◆ EXERCISE DESCRIPTION: Make an exact copy of all the records that follow, apart from the pictures.

◆ RECORDS FOR THE TASK:
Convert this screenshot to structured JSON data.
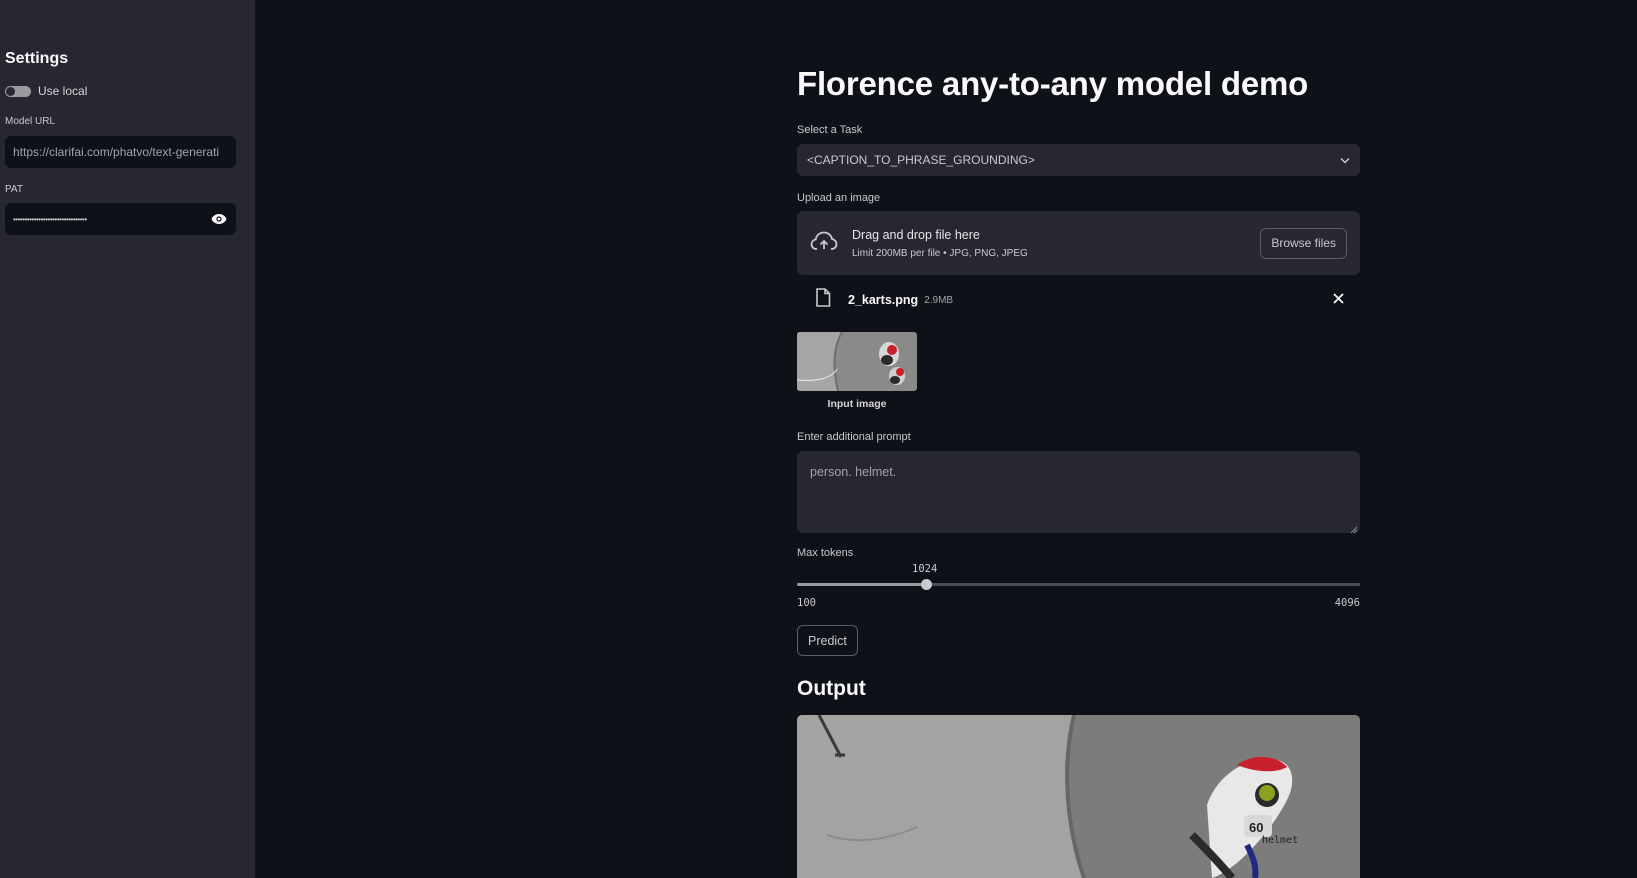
{
  "sidebar": {
    "title": "Settings",
    "use_local_label": "Use local",
    "use_local_on": false,
    "model_url_label": "Model URL",
    "model_url_value": "https://clarifai.com/phatvo/text-generati",
    "pat_label": "PAT",
    "pat_value": "••••••••••••••••••••••••••••••••",
    "pat_icon": "eye-icon"
  },
  "main": {
    "title": "Florence any-to-any model demo",
    "task_label": "Select a Task",
    "task_value": "<CAPTION_TO_PHRASE_GROUNDING>",
    "upload_label": "Upload an image",
    "dropzone_main": "Drag and drop file here",
    "dropzone_sub": "Limit 200MB per file • JPG, PNG, JPEG",
    "browse_label": "Browse files",
    "file_name": "2_karts.png",
    "file_size": "2.9MB",
    "image_caption": "Input image",
    "prompt_label": "Enter additional prompt",
    "prompt_value": "person. helmet.",
    "max_tokens_label": "Max tokens",
    "max_tokens_value": "1024",
    "max_tokens_min": "100",
    "max_tokens_max": "4096",
    "max_tokens_fraction": 0.23,
    "predict_label": "Predict",
    "output_heading": "Output",
    "output_overlay_text": "helmet"
  }
}
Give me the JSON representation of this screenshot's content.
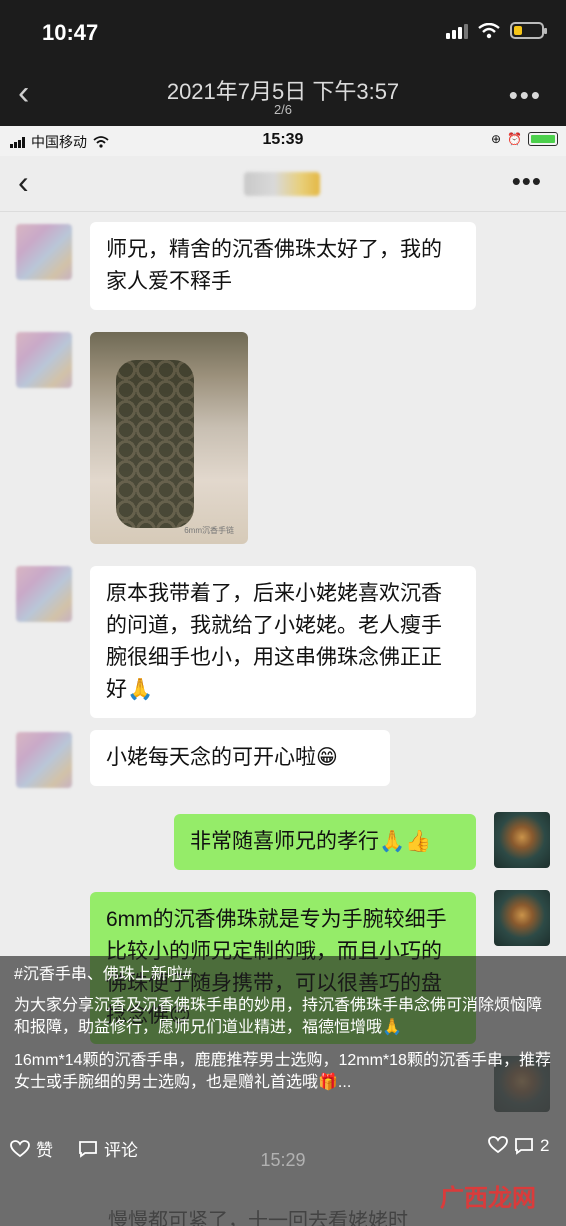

◆ OUTPUT:
Convert this screenshot to structured JSON data.
{
  "sidebar": {
    "title": "Settings",
    "use_local_label": "Use local",
    "use_local_on": false,
    "model_url_label": "Model URL",
    "model_url_value": "https://clarifai.com/phatvo/text-generati",
    "pat_label": "PAT",
    "pat_value": "••••••••••••••••••••••••••••••••",
    "pat_icon": "eye-icon"
  },
  "main": {
    "title": "Florence any-to-any model demo",
    "task_label": "Select a Task",
    "task_value": "<CAPTION_TO_PHRASE_GROUNDING>",
    "upload_label": "Upload an image",
    "dropzone_main": "Drag and drop file here",
    "dropzone_sub": "Limit 200MB per file • JPG, PNG, JPEG",
    "browse_label": "Browse files",
    "file_name": "2_karts.png",
    "file_size": "2.9MB",
    "image_caption": "Input image",
    "prompt_label": "Enter additional prompt",
    "prompt_value": "person. helmet.",
    "max_tokens_label": "Max tokens",
    "max_tokens_value": "1024",
    "max_tokens_min": "100",
    "max_tokens_max": "4096",
    "max_tokens_fraction": 0.23,
    "predict_label": "Predict",
    "output_heading": "Output",
    "output_overlay_text": "helmet"
  }
}
Give me the JSON representation of this screenshot's content.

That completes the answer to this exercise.